At the direction of the council, Wells crafted a spending plan that leaves in place an 18 percent reserve. Wells believed that to retain an 18 percent reserve would have meant layoffs for FY 2015-16 but the current budget that ends on June 30 may end up with more unspent funds.

To help pare down the deficit, Wells asked Police Chief Brent Smith if the planned hiring of a third lieutenant could be delayed until January. "He agreed to make that work," said Wells.

The budget includes an alternative fire staffing plan that extends until Sept. 30. The plan was put into place to retain firefighters which were initially funded by a federal grant whose two years' worth of funding ran out. The staffing plan calls for the brown out of the Ceres Fire Station on Service Road as well as reduced overtime costs to fund the salaries of the firefighters. It also uses some funds from Measure H, the half-cent sales tax measure. By the end of the fiscal year, Measure H is projected to be at $200,000.

Only two of the six firefighters funded by the SAFER grant remain on the job, with three firefighter positions unfilled due to attrition.

The city is applying for another federal grant to help pay for firefighters, but Wells said "we're not overly optimistic where we're at right now."

A total of 27 firefighters were in place before the SAFER grant was delivered. There are 29 now.

Even if the city is awarded a new grant, Councilman Ken Lane said he expects the city's costs to rise since that would mean an end to the alternate staffing plan and opening up stations full-time again.

Wells said revenues for the upcoming fiscal year will be approximately the same level in 2007-08 when the recession hit the country. The total city budget is at $59.6 million. However, the General Fund, which is where all discretionary spending takes place, consists of $18.2 million in revenues and $19.5 million in expenditures for a $1.3 million deficit covered by cash reserves. The city manager said the deficit may not be as deep pending the close of the current budget year.

Most of the deficit traces back to the council's decision to restore the salary cuts accepted by city employees.

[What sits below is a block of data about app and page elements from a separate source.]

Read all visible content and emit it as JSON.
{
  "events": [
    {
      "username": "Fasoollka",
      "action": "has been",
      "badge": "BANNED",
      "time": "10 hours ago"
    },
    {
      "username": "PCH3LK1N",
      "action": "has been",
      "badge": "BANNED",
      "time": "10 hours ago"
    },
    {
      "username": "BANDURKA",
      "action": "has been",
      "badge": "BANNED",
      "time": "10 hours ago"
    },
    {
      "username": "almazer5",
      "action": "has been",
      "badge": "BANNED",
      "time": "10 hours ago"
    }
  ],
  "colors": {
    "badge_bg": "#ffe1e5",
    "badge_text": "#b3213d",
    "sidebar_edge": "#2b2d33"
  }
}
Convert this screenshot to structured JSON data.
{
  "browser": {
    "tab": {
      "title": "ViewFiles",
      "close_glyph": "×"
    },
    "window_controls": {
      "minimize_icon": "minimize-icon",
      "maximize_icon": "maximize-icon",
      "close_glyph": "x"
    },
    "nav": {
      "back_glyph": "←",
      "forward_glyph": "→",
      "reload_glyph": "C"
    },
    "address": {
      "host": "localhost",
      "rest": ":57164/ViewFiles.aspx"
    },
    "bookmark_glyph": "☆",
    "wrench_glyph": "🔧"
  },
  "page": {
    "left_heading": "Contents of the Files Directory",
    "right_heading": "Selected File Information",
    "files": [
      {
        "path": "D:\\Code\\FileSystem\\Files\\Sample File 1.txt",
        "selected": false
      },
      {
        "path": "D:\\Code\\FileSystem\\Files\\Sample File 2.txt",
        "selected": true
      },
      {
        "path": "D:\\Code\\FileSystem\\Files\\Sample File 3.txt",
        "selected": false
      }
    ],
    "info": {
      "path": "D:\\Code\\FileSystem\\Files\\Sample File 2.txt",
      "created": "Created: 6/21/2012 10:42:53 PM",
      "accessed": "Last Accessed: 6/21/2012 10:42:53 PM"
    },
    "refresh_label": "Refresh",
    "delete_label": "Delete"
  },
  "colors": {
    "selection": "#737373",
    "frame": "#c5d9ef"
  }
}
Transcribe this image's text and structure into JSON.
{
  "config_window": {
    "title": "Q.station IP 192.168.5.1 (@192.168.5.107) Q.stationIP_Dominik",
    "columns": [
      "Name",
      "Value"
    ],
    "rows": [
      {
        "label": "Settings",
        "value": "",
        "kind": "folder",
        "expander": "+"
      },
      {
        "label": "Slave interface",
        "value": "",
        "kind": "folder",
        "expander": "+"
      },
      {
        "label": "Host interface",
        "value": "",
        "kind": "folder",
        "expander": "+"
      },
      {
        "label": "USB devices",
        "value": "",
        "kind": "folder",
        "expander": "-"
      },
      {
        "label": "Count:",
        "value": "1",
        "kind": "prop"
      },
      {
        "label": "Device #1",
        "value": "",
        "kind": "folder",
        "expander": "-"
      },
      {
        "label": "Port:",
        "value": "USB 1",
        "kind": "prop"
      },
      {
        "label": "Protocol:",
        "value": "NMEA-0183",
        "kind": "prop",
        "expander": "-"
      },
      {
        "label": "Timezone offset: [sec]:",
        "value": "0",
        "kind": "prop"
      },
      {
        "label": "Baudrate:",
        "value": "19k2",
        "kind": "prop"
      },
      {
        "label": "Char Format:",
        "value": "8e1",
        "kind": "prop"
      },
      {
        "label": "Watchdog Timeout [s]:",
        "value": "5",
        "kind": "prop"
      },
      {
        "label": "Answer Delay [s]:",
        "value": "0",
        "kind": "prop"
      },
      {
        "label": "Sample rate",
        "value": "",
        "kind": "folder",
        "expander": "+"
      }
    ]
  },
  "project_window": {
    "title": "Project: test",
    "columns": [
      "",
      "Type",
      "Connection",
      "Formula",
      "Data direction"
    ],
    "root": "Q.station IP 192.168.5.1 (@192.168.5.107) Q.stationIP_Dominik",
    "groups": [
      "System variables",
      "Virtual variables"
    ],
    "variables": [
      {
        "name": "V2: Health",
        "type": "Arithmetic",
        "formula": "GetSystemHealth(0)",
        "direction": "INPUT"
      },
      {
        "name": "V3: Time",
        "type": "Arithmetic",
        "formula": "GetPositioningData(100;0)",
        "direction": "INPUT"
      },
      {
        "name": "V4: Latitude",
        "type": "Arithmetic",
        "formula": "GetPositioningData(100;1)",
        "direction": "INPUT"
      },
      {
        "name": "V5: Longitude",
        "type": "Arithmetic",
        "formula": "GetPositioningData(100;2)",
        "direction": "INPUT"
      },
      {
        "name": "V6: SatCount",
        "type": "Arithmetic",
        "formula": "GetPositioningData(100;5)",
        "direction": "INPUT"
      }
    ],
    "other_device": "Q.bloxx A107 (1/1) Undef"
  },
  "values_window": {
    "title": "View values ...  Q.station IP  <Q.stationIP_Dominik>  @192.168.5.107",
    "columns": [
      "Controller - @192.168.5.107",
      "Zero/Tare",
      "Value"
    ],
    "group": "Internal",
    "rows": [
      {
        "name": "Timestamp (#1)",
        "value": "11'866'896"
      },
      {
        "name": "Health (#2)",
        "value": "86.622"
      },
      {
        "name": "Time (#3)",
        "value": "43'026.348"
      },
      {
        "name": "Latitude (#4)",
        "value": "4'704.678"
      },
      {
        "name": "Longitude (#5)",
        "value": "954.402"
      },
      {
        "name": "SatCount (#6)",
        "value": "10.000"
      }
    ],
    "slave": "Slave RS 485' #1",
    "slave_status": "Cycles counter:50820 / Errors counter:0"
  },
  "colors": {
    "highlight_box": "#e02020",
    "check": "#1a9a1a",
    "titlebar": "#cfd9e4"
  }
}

That decision cost $824,593. Other employee cost increases were due to retirement costs, worker's compensation insurance and public liability insurances.

Approximately 80 percent of the General Fund is allocated to police and fire services. The remaining breakdown is: 7 percent for administration; 6 percent for parks; 3 percent for community development (planning); 2 percent for recreation; and 2 percent for public works and engineering.

The council heard Wells address a prior pledge to get the city budget to a balanced state by the third year of his administration as city manager. He said he's projecting revenues for the 2016-17 fiscal year to be four percent higher and $500,000 in cuts in the form of layoffs or reduced services. The budget would be balanced for FY 2017-18.

Wells said the city needs to develop a five-year plan to deal with the red ink which the Community Center is awash in. The center has drained the city by $845,000 since it was opened.